The story of the Tiger family is complicated and convoluted. The German Army’s desire for a heavy tank dates back to before the outbreak of war, and the development process that led to the tanks which eventually took to the
The Tiger I was 3547mm wide and this posed a problem for its strategic mobility. The most efficient way to move tanks long distances during the 1940’s was by train, but the Tiger, with its operational tracks, was too wide.
It might seem odd to find a post about the Panzer III on the Tiger Collection Blog, but in fact during the early days of the Tiger’s service the Germans used the two tanks closely alongside each other. Building on
In the Tiger Collection you may notice that the exterior of the Jagdtiger and Production Tiger II have an unusual texture. This is Zimmerit – a protective layer to decrease the magnetic properties of the tank’s armour.
In Part One of the German veteran recollections, Waldemar Pliska and Wilhelm Fischer described their awe at seeing the new Tiger and what it was like in battle. In Part Two they share what it was like to live in
The Tiger II with Production turret on display in the Tiger Collection was built in July 1944 by Henschel and given Fahrgestell Nummer (chassis number) 280093.
The Tiger Collection features the memories of a number of veterans who fought in and against the Tiger. This short series of “Second World War Veteran” articles takes a more detailed look at the experiences of both British and German
The Tank Museum’s Jagdtiger has chassis no. 305004. It was one of eleven (plus an unarmoured prototype) which were fitted with the Porsche suspension system.

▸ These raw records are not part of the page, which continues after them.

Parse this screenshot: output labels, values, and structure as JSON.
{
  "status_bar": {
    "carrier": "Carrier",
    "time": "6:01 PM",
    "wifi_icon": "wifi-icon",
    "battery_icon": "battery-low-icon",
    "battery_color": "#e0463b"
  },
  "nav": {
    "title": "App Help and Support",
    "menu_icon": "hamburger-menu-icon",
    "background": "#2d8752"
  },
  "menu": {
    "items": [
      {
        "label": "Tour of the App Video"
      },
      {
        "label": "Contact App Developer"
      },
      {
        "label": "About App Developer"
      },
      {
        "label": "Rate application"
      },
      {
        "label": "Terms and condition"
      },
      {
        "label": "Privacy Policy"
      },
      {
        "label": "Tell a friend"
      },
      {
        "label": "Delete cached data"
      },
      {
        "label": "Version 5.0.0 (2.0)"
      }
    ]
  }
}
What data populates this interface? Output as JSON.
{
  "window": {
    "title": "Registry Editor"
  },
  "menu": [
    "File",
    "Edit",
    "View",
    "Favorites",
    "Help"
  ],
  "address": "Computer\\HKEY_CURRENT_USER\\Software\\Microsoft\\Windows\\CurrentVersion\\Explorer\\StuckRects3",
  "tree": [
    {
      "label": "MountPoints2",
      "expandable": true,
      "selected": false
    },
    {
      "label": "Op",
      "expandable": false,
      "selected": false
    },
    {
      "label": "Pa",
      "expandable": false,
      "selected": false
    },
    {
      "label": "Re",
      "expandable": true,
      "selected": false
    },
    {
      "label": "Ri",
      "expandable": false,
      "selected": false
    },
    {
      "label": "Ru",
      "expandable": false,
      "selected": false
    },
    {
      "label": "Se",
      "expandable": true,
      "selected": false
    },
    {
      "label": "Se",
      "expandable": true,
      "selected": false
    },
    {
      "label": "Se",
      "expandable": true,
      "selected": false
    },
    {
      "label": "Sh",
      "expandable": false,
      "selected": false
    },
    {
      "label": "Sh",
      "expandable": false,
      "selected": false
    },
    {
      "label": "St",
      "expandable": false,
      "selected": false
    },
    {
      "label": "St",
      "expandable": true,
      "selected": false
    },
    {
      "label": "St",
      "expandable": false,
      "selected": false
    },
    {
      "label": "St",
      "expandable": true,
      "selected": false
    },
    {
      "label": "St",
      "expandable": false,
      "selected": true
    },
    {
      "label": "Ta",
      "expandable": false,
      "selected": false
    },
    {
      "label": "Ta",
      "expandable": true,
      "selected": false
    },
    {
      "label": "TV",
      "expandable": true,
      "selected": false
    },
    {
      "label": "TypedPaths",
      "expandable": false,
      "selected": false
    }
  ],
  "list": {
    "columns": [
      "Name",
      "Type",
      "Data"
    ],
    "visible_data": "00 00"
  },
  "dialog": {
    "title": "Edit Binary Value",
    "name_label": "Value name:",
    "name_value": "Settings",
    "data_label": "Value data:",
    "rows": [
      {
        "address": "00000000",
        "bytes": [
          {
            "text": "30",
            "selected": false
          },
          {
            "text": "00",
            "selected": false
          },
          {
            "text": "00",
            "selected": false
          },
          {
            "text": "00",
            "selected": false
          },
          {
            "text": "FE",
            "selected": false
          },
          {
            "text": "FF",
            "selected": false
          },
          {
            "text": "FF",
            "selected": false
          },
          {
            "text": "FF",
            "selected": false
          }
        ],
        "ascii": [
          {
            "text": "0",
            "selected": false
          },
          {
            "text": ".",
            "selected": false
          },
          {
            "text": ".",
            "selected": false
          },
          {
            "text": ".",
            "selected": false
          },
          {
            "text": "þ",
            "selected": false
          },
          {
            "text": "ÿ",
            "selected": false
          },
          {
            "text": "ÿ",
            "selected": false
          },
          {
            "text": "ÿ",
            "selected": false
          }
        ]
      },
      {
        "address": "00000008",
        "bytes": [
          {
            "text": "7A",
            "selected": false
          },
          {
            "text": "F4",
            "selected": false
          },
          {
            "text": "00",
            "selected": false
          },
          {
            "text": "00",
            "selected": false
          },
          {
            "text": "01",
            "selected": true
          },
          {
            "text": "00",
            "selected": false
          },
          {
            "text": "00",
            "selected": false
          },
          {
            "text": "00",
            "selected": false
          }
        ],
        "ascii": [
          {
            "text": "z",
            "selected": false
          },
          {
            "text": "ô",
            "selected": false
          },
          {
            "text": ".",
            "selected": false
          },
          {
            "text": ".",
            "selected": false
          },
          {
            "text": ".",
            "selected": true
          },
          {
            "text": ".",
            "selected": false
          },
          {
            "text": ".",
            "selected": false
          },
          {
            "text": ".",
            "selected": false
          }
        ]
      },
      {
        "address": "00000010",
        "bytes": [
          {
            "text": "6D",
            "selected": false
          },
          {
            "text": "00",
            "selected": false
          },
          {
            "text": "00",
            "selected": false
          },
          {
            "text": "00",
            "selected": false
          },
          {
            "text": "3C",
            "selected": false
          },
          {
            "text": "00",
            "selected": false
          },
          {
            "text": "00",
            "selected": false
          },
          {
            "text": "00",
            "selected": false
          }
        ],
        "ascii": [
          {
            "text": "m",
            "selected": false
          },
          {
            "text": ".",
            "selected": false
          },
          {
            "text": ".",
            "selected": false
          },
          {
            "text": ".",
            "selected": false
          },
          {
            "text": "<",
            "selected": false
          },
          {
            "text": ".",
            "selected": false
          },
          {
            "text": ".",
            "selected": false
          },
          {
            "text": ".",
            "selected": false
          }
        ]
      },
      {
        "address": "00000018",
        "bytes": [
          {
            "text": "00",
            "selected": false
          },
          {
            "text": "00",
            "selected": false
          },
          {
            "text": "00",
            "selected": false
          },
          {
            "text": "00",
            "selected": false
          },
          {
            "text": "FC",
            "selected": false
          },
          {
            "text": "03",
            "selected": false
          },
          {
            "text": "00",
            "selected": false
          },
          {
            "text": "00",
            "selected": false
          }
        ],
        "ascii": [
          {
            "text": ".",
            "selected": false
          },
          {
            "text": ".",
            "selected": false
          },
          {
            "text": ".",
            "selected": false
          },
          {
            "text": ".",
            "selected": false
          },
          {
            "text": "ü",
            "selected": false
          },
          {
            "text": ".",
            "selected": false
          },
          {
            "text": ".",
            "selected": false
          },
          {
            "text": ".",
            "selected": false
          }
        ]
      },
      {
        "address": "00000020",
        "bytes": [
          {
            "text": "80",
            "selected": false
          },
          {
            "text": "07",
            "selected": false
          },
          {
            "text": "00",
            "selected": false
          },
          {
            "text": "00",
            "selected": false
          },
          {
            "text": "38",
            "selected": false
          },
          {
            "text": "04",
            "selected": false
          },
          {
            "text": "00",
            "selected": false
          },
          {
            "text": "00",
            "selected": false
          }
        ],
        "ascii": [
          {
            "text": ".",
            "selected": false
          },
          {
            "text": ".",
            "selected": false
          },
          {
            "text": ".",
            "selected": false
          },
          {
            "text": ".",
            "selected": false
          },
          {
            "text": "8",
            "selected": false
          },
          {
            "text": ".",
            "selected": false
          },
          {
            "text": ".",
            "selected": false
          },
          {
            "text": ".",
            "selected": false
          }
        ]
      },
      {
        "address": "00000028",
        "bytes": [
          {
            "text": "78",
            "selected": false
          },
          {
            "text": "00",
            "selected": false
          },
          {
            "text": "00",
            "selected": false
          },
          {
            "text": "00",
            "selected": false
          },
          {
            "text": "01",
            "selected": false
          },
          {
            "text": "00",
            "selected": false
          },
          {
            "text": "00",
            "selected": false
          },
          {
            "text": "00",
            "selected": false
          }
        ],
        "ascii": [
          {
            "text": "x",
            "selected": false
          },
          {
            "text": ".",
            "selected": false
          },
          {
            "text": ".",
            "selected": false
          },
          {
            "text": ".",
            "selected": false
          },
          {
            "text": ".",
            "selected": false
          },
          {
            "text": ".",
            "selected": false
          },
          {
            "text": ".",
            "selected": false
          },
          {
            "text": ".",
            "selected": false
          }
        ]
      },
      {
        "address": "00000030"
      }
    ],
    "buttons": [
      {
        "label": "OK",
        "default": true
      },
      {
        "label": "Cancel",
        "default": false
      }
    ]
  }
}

In 2008 the US Army Ordnance Museum gave the Elefant a cosmetic restoration, filmed as part of the Canadian documentary series Tank Overhaul. This is the first part of the 50 minute programme. Click here to watch Part 2.
While Tiger 131 was the first intact Tiger I to be taken back to Britain, it was not the first to be knocked out. This occurred several months earlier, by the 17th/21st Lancers.